November 9, 2004
Even though he’s spent a year in Chile, Grass Valley resident Mark Graziano is still expecting culture shock when he heads to Bolivia in January as a Peace Corps volunteer.
He’s expecting to live with the “poorest of the poor” in a rural village with no electricity or hot water.
“They’ll be tough conditions to adjust to, but I’m flexible. I think I’ll be able to adapt,” Graziano said.
Having majored in Spanish and Latin American studies at Sonoma State University, Graziano will be able to converse with most Bolivians.

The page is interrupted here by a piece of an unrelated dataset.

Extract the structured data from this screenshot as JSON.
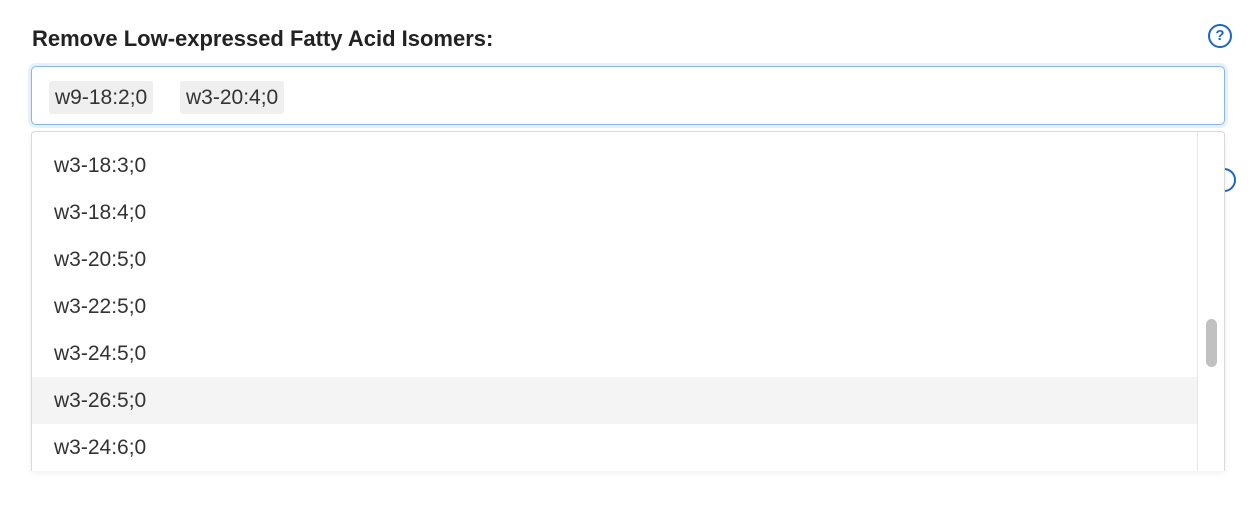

But he’ll be confronted with the challenge of teaching subsistence farming with a limited farming background (“I don’t want to cause a famine,” Graziano said with a smile), living at high altitude, and adjusting to the different culture.
The Peace Corps has been on Graziano’s mind since he attended an informational program at Sonoma State. And in conjunction with his graduation this spring, he applied and was accepted.
Although Graziano said his application was “fast-forwarded” by his time in Chile, he would recommend the Peace Corps to anyone.
“The Peace Corps has all different jobs, they’ll find somewhere for you to go,” Graziano said. “It gives you an opportunity to do volunteer work in a developing country (that) offers a different perspective to the U.S.”
And even though a college degree is a requirement, Graziano said he thinks the Peace Corps would consider individuals with a strong construction or business background.
The Peace Corps requires medical exams and background checks and provides a stipend and insurance for the two-year stint.
Graziano said he thinks many people have misconceptions about the Peace Corps.
“They think it’s a branch of the military,” Graziano said. “But I think it’s a really cool alternative to the military. (It offers) a different way to represent the U.S.”
To prepare for his 27-month trip, Graziano has lived this summer with his mother and stepfather, Ed and Helen Stamper of Grass Valley, and worked at Eskaton Village to save money.
He’s also been reading and researching about Bolivia.
When he leaves in January, Graziano plans to take only a guitar, harmonica, a few CDs and some books.
“They don’t want you to bring something that (locals) wouldn’t have – like a toaster,” Graziano said.